A very traditional church in need of restoration, Holy Trinity were keen to make improvements and open up to the local community. A £2 million project was launched, to make the church an active, inclusive space that better suited the needs of the local community. A semi-commercial Steelplan Kitchen, sourced through the architect, was incorporated as a long lasting alternative to a fully-commercial stainless steel kitchen.
"We called it our ‘Opening Doors’ project, and the work was really quite extensive”, says Revd Joanna Abecassis. “We wanted the church to better serve our mission, but also enable us to rent the church out more to raise a bit of income. For that, a kitchen was essential."

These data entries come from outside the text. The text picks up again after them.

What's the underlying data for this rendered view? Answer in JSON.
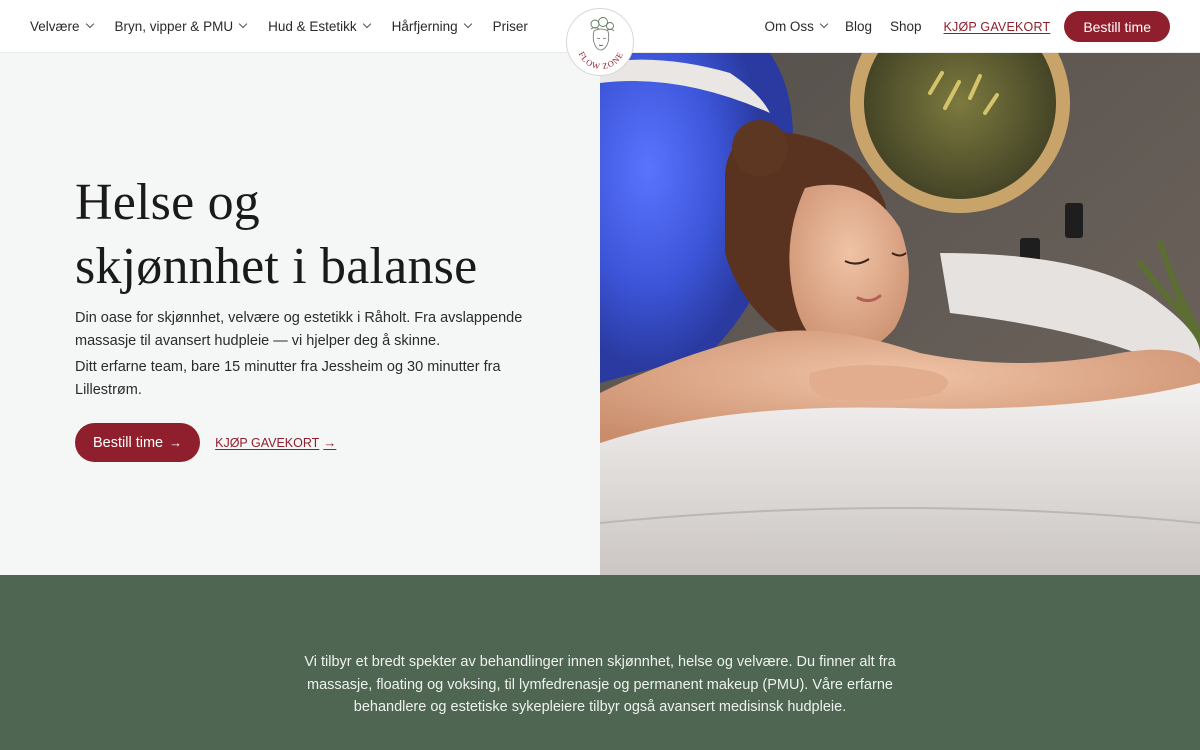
{
  "nav": {
    "left_items": [
      {
        "label": "Velvære",
        "has_dropdown": true
      },
      {
        "label": "Bryn, vipper & PMU",
        "has_dropdown": true
      },
      {
        "label": "Hud & Estetikk",
        "has_dropdown": true
      },
      {
        "label": "Hårfjerning",
        "has_dropdown": true
      },
      {
        "label": "Priser",
        "has_dropdown": false
      }
    ],
    "right_items": [
      {
        "label": "Om Oss",
        "has_dropdown": true
      },
      {
        "label": "Blog",
        "has_dropdown": false
      },
      {
        "label": "Shop",
        "has_dropdown": false
      }
    ],
    "gift_card_label": "KJØP GAVEKORT",
    "book_label": "Bestill time"
  },
  "logo": {
    "text": "FLOW ZONE",
    "icon": "face-with-flowers-logo"
  },
  "hero": {
    "title_line1": "Helse og",
    "title_line2": "skjønnhet i balanse",
    "paragraph1": "Din oase for skjønnhet, velvære og estetikk i Råholt. Fra avslappende massasje til avansert hudpleie — vi hjelper deg å skinne.",
    "paragraph2": "Ditt erfarne team, bare 15 minutter fra Jessheim og 30 minutter fra Lillestrøm.",
    "book_label": "Bestill time",
    "book_arrow": "→",
    "gift_label": "KJØP GAVEKORT",
    "gift_arrow": "→",
    "image_description_icon": "woman-relaxing-in-bathtub-photo"
  },
  "band": {
    "text": "Vi tilbyr et bredt spekter av behandlinger innen skjønnhet, helse og velvære. Du finner alt fra massasje, floating og voksing, til lymfedrenasje og permanent makeup (PMU). Våre erfarne behandlere og estetiske sykepleiere tilbyr også avansert medisinsk hudpleie."
  },
  "colors": {
    "accent": "#8f1f2c",
    "hero_bg": "#f5f6f6",
    "band_bg": "#4f6653",
    "band_text": "#eef2ee"
  }
}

The current church was built in 1150, and is now a Grade I listed building. Even with the ecclesiastical exemptions from listed planning permission, opening up the church and adding modern facilities presented its fair share of complications. "In regards to the kitchen, we couldn’t make it as big as we wanted to," explains Revd Joanna. "In fact, what we now have isn't officially a kitchen: it’s a hospitality suite."
As an alternative to building an extension to house a brand new kitchen, the architect suggested a “pod” housing a hospitality suite; a unit within the main body of the church.
"We had to think carefully about what we really needed from the kitchen," says Revd Joanna. "Yes, we do a lot of lunches, but would we ever really cook a full roast on site? Once we’d thought about it, we were able to consider the alternative of having a hospitality suite instead of a full kitchen."
Due to the construction of the unit - particularly the fact that the pod has no ceiling - it wasn’t possible to install an oven. Instead, the unit features a plug-in hob, microwave and warming cupboard, as well as plenty of storage, a wet area and a wall mounted instant water boiler.
"The water boiler is really amazing. Going from using a tea urn to being able to make dozens of cups of tea in an instant has made such a difference. It’s so user-friendly, and much safer."
Since the kitchen was fitted just before Christmas, the team at the church have been making the most of the new facilities. "We have given it a baptism of fire," laughs Revd Joanna. "One week after it was fitted, we hosted our Christmas tree festival, then in January we decided to have a traditional Burns Night supper for 90 people. Three courses, including haggis! The food was made off-site and warmed in the unit. It was a huge success."
The inherent strength of metal and a combination of the benefits listed on this page mean that a steel Kitchen will far exceed the life expectancy of a standard wooden carcass kitchens in semi-commercial environments.
The polyester powder coated steel is impervious to water. No more swollen chipboard or rotting MDF.
The metal is fire resistant and the powder coat finish formulated so that no toxic fumes are emitted in the case of fire.
Unlike wooden/chipboard cabinets the Steelplan Kitchen carcass does not contain any material that may sustain, harbour or encourage insects or bacteria.
The powder coated finish means that the units can be kept to an extremely high level of cleanliness and hygiene at all times. Essential when used in health locations.
It looks great! The hidden steel backbone is dressed up with a choice of doors to produce whatever look and feel you want.